Myanmar security forces kill six, witnesses say, a day after dozens shot dead

Junta imposes martial law in parts of Yangon, giving officials powers to crush dissent

Motorcyclists drive past burning tyres set up to block security forces from passing through a major traffic hub in Yangon on Monday. Photograph: The New York Times

Motorcyclists drive past burning tyres set up to block security forces from passing through a major traffic hub in Yangon on Monday. Photograph: The New York Times

 

Myanmar security forces shot dead six people taking part in pro-democracy demonstrations on Monday, media and witnesses said, and the military junta imposed martial law in districts of the main city Yangon which gave commanders wide powers to crush dissent.

Supporters of detained elected leader Aung San Suu Kyi took to the streets again despite the killing of dozens of protesters on Sunday in the bloodiest day since a military coup on February 1st ignited mass demonstrations nationwide.

Marches took place on Monday in the second city Mandalay and in the central towns of Myingyan and Aunglan, where police opened fire, witnesses and media reported.

“One girl got shot in the head and a boy got shot in the face,” an 18-year-old protester in Myingyan told Reuters by telephone. “I’m now hiding.”

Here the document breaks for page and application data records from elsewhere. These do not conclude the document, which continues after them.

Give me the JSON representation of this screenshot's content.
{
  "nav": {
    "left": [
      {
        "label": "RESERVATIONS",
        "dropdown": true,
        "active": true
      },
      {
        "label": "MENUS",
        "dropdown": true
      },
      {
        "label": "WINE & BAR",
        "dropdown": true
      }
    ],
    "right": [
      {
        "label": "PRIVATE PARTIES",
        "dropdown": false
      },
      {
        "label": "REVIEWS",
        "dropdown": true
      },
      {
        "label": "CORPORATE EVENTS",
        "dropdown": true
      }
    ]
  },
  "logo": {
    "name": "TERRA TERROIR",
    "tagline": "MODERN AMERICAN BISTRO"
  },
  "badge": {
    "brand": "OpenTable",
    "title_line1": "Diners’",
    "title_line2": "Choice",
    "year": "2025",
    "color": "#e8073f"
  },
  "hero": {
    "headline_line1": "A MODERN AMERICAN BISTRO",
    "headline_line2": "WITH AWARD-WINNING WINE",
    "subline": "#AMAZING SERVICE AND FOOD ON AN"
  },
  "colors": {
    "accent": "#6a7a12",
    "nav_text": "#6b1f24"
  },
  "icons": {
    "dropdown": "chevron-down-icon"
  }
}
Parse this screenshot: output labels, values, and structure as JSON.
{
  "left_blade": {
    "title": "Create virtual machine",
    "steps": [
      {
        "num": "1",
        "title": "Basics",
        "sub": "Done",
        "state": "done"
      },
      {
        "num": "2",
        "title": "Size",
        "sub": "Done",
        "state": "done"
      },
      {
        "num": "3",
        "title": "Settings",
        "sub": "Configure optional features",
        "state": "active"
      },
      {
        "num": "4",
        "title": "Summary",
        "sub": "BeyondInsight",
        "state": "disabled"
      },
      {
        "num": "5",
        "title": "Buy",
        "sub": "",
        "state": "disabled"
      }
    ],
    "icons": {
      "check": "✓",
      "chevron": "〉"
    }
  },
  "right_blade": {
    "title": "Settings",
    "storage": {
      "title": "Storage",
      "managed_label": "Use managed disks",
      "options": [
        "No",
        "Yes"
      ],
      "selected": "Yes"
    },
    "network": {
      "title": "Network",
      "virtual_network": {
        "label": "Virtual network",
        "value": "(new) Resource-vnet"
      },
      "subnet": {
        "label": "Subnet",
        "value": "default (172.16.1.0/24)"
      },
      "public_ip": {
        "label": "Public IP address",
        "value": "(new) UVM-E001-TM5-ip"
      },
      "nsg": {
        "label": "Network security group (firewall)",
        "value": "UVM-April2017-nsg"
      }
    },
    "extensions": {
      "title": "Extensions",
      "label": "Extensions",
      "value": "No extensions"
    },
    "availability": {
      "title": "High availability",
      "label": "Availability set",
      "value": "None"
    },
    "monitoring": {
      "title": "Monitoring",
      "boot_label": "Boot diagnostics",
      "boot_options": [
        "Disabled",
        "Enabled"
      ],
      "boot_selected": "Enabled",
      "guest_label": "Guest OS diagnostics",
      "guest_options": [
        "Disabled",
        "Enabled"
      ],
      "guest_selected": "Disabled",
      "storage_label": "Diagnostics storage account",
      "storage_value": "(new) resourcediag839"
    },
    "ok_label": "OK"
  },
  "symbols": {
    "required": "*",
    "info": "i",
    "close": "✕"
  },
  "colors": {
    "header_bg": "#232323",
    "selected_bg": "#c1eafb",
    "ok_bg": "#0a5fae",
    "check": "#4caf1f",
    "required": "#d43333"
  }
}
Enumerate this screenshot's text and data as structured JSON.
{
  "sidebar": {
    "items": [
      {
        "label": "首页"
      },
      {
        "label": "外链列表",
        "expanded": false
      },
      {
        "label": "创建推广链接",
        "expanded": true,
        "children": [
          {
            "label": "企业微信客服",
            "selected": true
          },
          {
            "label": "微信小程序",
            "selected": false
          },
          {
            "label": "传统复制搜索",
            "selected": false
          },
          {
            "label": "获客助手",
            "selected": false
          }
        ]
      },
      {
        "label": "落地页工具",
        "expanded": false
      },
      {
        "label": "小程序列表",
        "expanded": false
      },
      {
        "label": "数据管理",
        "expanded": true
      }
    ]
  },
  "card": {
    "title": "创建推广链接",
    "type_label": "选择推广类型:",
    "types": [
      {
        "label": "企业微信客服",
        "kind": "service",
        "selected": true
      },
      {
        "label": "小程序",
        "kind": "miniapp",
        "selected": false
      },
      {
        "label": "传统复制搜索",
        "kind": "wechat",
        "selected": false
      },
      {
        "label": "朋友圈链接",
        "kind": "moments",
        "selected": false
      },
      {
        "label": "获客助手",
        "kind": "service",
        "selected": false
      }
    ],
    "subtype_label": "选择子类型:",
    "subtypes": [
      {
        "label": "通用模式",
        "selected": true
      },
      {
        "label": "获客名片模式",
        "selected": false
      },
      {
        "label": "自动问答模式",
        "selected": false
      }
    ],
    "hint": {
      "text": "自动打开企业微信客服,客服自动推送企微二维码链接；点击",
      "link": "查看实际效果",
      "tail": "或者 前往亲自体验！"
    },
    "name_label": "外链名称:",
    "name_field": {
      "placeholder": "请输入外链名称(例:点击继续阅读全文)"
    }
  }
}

The Myanmar Now media outlet reported three people were killed in Myingyan and two in Aunglan, while a journalist in Mandalay said one person was shot dead there after a big protest had passed off peacefully.

The deaths bring the total toll from the protests to about 140, based on a tally by rights group Assistance Association for Political Prisoners (AAPP) and the latest reports.

A junta spokesman did not answer calls requesting comment.

Martial law

State broadcaster MRTV reported martial law had been imposed in several districts of Yangon, Myanmar’s commercial hub and former capital, and Myanmar Now said it had also been imposed in several parts of Mandalay.

The martial law announcement stated that military commanders in Yangon would take over administration of districts, including the courts, MRTV said.

The courts martial had the authority to hand down the death sentence or long prison terms for a range of offences. These included treason and dissent, obstructing the military or civil service, spreading untrue information, and crimes related to unlawful association.

Arson attacks on Sunday against 32 Chinese-invested factories in an industrial suburb of Yangon prompted China’s strongest comments yet on the turmoil gripping its neighbour, where many people see Beijing as supportive of the coup.

China’s Global Times newspaper said the factories were “vandalised in vicious attacks” that caused damage worth $37 million and injuries to two Chinese employees. Its embassy urged Myanmar’s generals to stop the violence.

“We wish that Myanmar’s authorities can take further relevant and effective measures to guarantee the security of the lives and assets of Chinese companies and personnel,” foreign ministry spokesman Zhao Lijian said in Beijing.

He did not mention the deaths of the protesters.

42 dead

The worst of Sunday’s bloodshed took place in the Yangon suburb of Hlaingthaya, where security forces killed at least 42 protesters after the factory attacks, according to a doctor who asked not to be identified.

At least 16 people were killed in other places, AAPP said, as well as one policeman.

In an apparent bid to suppress news of the turmoil, telecoms service providers were ordered to block all mobile data nationwide, two sources with knowledge of the matter said. Telecom Telenor said in a statement “mobile internet was unavailable”.

The army said it took power after its accusations of fraud in a November 8th election won by Ms Suu Kyi’s National League for Democracy (NLD) were rejected by the electoral commission. It has promised to hold a new election, but has not set a date.

The military has ruled Myanmar for most of the years since independence from Britain in 1948, and had cracked down hard on previous uprisings before agreeing to the latest attempt at a transition to democracy, now derailed.

Ms Suu Kyi (75) has been detained since the coup and faces various charges, including illegally importing walkie-talkie radios and infringing coronavirus protocols. Last week, the junta accused her of accepting illegal payments but she has not yet been charged with that.

She was due to face another virtual court hearing on Monday but her lawyer, Khin Maung Zaw, told Reuters the session could not go ahead because the internet was down. The next hearing will be on March 24th, he said.

Khin Maung Zaw also said authorities had informed him the detained Nobel laureate would only be permitted to be represented by two junior lawyers.

Western countries have called for Suu Kyi’s release and condemned the violence and Asian neighbours have offered to help resolve the crisis, but Myanmar has a long record of rejecting outside intervention. – Reuters